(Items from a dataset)
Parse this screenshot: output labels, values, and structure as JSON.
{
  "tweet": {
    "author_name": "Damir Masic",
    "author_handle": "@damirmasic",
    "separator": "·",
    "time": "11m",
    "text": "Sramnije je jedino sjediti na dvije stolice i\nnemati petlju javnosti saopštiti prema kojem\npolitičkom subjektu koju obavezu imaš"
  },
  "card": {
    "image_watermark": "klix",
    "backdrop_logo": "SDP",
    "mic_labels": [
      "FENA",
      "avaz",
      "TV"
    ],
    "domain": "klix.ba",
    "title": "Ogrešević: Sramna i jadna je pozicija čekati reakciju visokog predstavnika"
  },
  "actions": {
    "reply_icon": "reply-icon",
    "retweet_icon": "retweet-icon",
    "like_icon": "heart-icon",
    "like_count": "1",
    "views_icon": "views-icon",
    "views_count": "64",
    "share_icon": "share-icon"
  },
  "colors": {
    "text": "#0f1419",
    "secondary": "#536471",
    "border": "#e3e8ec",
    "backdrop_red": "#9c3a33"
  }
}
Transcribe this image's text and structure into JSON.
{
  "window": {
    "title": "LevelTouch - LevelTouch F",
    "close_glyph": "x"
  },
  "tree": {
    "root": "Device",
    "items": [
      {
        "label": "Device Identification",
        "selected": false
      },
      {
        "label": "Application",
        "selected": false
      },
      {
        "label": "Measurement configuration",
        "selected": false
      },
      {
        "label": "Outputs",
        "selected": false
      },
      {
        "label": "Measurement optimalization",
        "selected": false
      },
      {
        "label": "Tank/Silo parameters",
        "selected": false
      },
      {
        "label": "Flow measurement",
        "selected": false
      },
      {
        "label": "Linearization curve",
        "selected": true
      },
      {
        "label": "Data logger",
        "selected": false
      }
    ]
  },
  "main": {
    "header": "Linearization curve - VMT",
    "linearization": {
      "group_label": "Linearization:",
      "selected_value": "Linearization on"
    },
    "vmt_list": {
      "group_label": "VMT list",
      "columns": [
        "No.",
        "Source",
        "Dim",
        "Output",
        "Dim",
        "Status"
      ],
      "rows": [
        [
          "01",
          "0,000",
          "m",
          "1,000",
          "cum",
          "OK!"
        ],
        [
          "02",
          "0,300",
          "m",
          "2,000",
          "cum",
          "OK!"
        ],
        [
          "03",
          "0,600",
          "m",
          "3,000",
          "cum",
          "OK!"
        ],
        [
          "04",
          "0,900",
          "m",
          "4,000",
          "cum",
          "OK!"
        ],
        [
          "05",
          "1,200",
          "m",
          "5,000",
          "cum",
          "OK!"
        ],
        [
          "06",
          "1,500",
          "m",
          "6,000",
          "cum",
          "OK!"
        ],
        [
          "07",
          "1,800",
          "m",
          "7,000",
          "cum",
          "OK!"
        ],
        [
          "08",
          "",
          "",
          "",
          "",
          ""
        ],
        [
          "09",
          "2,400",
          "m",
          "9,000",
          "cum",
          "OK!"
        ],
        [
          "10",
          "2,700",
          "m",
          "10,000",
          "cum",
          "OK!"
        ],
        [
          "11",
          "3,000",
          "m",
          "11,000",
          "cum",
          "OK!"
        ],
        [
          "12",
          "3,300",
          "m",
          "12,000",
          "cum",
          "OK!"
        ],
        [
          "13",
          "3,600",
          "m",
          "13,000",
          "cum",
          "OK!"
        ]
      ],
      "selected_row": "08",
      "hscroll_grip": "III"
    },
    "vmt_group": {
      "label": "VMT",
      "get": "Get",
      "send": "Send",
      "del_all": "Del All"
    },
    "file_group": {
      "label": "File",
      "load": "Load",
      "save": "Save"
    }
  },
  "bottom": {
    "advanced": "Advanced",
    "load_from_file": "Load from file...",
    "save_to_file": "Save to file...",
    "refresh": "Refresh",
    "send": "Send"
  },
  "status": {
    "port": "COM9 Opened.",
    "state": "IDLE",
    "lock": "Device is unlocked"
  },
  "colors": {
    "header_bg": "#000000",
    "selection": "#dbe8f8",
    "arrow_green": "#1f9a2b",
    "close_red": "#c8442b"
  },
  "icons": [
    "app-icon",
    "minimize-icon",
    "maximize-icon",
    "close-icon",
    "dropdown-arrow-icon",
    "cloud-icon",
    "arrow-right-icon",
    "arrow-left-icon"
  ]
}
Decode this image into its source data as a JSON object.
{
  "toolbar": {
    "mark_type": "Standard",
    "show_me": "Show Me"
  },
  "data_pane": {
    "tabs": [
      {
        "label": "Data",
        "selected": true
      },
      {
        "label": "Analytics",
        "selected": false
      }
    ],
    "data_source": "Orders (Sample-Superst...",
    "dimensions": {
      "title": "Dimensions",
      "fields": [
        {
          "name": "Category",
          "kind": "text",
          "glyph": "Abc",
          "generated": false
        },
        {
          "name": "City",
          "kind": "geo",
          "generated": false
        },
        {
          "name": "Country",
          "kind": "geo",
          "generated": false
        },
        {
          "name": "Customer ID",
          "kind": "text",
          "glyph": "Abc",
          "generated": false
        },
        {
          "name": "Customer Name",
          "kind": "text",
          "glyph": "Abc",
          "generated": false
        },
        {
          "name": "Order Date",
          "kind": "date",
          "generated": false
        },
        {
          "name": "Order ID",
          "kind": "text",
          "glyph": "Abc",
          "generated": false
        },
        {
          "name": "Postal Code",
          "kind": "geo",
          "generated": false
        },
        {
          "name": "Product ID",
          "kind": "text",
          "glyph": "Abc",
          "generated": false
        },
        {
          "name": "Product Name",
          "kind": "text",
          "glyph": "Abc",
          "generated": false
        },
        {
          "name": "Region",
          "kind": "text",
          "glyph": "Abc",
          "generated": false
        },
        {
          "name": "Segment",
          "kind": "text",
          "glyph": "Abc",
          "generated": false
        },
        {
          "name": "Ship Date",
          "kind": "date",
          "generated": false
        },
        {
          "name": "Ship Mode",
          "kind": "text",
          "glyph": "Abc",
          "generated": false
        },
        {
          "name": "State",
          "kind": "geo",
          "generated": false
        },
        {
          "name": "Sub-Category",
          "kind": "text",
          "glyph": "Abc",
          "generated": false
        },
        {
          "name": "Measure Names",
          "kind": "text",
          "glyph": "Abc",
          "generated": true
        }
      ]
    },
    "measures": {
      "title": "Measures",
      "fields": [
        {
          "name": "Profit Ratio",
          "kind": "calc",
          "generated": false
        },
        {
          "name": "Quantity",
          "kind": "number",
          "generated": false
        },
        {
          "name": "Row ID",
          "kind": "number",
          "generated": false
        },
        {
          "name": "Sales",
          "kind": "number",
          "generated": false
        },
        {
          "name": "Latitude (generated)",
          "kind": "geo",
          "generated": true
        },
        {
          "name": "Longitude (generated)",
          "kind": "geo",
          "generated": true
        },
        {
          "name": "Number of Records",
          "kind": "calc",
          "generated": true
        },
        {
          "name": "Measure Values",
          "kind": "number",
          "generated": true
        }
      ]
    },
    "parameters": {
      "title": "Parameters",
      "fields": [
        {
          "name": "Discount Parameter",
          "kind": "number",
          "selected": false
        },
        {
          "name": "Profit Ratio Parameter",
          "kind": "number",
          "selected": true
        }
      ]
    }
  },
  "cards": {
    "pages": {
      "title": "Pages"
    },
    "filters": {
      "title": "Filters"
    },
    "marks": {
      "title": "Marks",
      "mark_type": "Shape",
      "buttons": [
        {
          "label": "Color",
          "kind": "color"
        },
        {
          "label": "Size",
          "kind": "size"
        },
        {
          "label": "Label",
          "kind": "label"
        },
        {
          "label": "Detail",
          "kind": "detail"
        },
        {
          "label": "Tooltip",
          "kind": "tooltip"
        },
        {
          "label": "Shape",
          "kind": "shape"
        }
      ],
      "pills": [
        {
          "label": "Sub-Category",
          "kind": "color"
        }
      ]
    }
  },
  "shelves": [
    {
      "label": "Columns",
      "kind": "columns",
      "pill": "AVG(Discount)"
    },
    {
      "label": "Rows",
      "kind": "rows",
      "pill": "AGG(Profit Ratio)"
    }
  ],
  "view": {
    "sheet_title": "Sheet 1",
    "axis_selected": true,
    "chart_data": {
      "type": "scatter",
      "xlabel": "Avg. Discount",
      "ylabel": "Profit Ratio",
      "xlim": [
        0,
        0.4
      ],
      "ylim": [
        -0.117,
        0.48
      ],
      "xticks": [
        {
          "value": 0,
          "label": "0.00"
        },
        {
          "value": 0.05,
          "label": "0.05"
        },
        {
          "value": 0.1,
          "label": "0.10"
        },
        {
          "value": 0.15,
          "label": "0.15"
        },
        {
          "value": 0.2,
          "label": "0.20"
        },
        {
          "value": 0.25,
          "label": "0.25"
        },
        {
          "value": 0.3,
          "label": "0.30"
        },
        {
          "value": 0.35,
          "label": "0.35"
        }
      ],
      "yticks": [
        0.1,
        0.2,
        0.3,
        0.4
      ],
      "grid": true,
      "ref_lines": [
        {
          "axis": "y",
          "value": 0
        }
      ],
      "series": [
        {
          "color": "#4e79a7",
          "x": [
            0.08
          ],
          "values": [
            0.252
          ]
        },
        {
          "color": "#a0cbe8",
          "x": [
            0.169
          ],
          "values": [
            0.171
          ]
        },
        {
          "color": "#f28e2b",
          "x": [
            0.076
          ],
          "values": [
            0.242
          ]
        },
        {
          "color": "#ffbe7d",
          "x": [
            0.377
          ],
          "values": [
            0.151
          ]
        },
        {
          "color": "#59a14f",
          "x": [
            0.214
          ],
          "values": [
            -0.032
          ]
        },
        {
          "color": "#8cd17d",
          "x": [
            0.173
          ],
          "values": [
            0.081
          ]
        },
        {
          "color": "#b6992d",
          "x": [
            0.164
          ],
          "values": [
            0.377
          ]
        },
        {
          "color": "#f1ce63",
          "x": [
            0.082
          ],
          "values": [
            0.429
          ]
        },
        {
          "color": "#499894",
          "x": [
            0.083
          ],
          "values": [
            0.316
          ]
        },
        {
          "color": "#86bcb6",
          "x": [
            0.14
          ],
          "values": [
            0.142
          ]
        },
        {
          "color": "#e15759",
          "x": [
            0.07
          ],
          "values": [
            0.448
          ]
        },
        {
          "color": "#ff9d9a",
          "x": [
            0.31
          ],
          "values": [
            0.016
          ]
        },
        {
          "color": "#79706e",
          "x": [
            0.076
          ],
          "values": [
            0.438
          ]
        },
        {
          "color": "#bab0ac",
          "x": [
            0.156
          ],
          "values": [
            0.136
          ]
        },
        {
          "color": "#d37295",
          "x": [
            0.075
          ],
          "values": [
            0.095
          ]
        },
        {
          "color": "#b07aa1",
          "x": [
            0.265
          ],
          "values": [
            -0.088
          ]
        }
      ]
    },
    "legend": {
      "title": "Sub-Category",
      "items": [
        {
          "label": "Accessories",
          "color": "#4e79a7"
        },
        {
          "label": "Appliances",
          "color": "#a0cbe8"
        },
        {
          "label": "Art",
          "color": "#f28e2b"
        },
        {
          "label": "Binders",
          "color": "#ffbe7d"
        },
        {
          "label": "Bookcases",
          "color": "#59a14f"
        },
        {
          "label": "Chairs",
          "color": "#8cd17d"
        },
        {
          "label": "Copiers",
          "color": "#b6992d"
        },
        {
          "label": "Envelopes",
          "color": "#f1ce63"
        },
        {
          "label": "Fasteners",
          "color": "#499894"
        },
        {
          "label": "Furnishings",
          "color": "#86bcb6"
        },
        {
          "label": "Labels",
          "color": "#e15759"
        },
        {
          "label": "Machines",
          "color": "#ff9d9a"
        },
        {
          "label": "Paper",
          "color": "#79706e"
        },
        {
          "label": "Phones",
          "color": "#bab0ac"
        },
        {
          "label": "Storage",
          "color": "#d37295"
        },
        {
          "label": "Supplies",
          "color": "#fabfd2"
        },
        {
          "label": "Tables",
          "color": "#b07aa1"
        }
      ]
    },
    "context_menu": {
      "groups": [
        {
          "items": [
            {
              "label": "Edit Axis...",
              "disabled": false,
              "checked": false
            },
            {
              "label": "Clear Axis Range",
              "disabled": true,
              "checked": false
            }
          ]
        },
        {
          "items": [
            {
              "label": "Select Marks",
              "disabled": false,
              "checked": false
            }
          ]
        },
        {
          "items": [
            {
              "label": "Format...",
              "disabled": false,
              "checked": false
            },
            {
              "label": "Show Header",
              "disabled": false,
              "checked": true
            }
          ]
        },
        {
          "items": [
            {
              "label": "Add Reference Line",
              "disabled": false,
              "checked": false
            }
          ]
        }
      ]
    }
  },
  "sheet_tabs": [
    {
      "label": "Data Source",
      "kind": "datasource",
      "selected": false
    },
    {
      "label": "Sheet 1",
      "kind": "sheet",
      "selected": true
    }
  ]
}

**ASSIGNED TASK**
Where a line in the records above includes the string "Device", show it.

**SOLVED EXERCISE**
    "root": "Device",
        "label": "Device Identification",
    "lock": "Device is unlocked"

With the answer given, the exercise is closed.